The House Appropriations Committee dealt with HB 2, the capital outlay bill, dealt with $2.3 billion in cash the state had set aside for projects, as well as authorizing $3 billion in sales of general obligation bonds. But the real significance of its actions came over the use of $348 million in past surplus money eligible for spending on these kinds of projects.
This money came available from the fiscal year 2019 budget surplus, after shunting constitutionally-mandated portions to the Budget Stabilization Fund and to paying down unfunded accrued liabilities in state pensions plans. Besides these items and capital outlay, such funds also can go towards paying down state debt.
The Gov. John Bel Edwards Administration wanted the money to go to an array of projects. Instead, the committee halved that request by about half, a move instigated by bill author GOP state Rep. Stuart Bishop and backed by Republican House Speaker Clay Schexnayder. Both affirmed they thought that putting this money in the BSF and cutting down on debt best served state needs when it stares at a deficit of over $1 billion for next fiscal year and with no guarantee that state revenues will return any time soon to levels seen prior to the onset of the Wuhan coronavirus pandemic.
Naturally, Edwards functionaries cried foul. Commissioner of Administration Jay Dardenne said low interest rates should spur more borrowing rather than paying off debt, perhaps oblivious to the fact that with the recent significant fall in long-term rates it makes sense to pay off relatively higher cost debt and free up operating cash that can go to funding current operations. Transportation and Development Secretary Shawn Wilson complained that reducing money to roads could leave available excess federal matching funds on the table – even though on multiple occasions the state has witnessed this song and dance from him and his doomsaying hasn’t transpired.
But their genuine if unstated objection stems from how spending less on line items reduces their boss’ leverage over legislators.
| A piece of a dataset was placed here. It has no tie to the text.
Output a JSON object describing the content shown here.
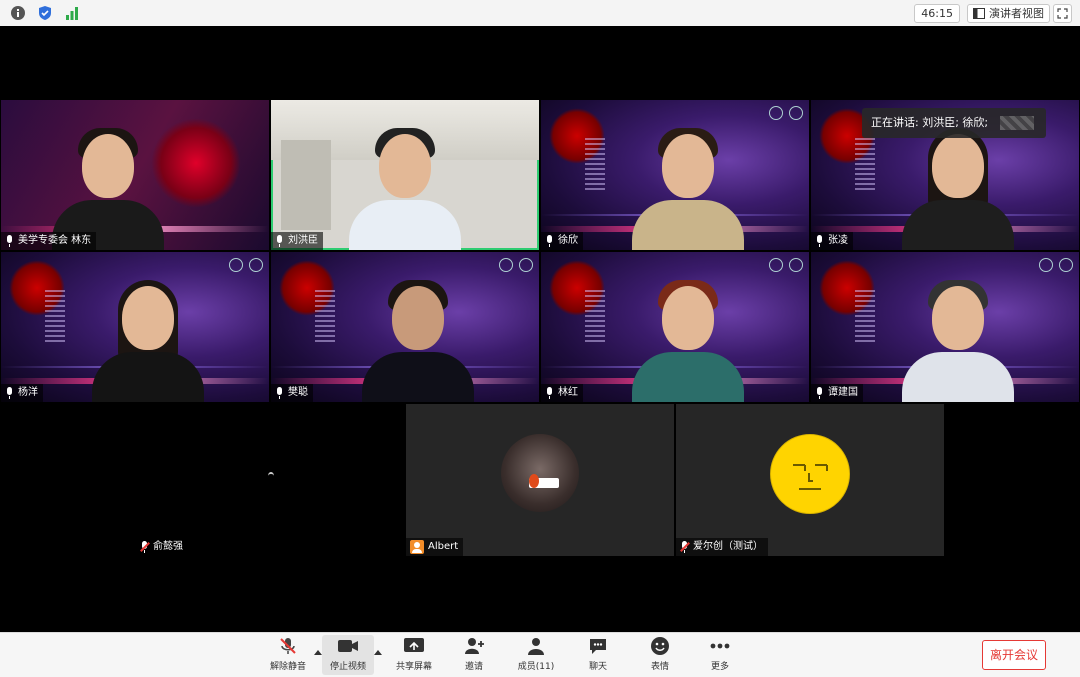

Governors historically have used a tactic of threatening vetoes of line items in the outlay bill benefitting districts of specific legislators as a tool to entice their votes on other matters. The fewer of these out there, the less likely a governor can get his way.
In Edwards’ first term, a move like this he could counter by having a friendly Senate redirect money back into projects. However, that doesn’t appear likely this time out, and chills must have gone through the governor’s spine when he heard Bishop, who as chairman of the chamber’s Ways and Means Committee holds the position that traditionally has most sway over the composition of capital outlay bills, tell administration mandarins “I’m sorry, I’m going to be hard for the next four years.”
It’s a small but significant step Republicans take in their quest to have a conservative Legislature dictate policy to a liberal governor, rather than the opposite.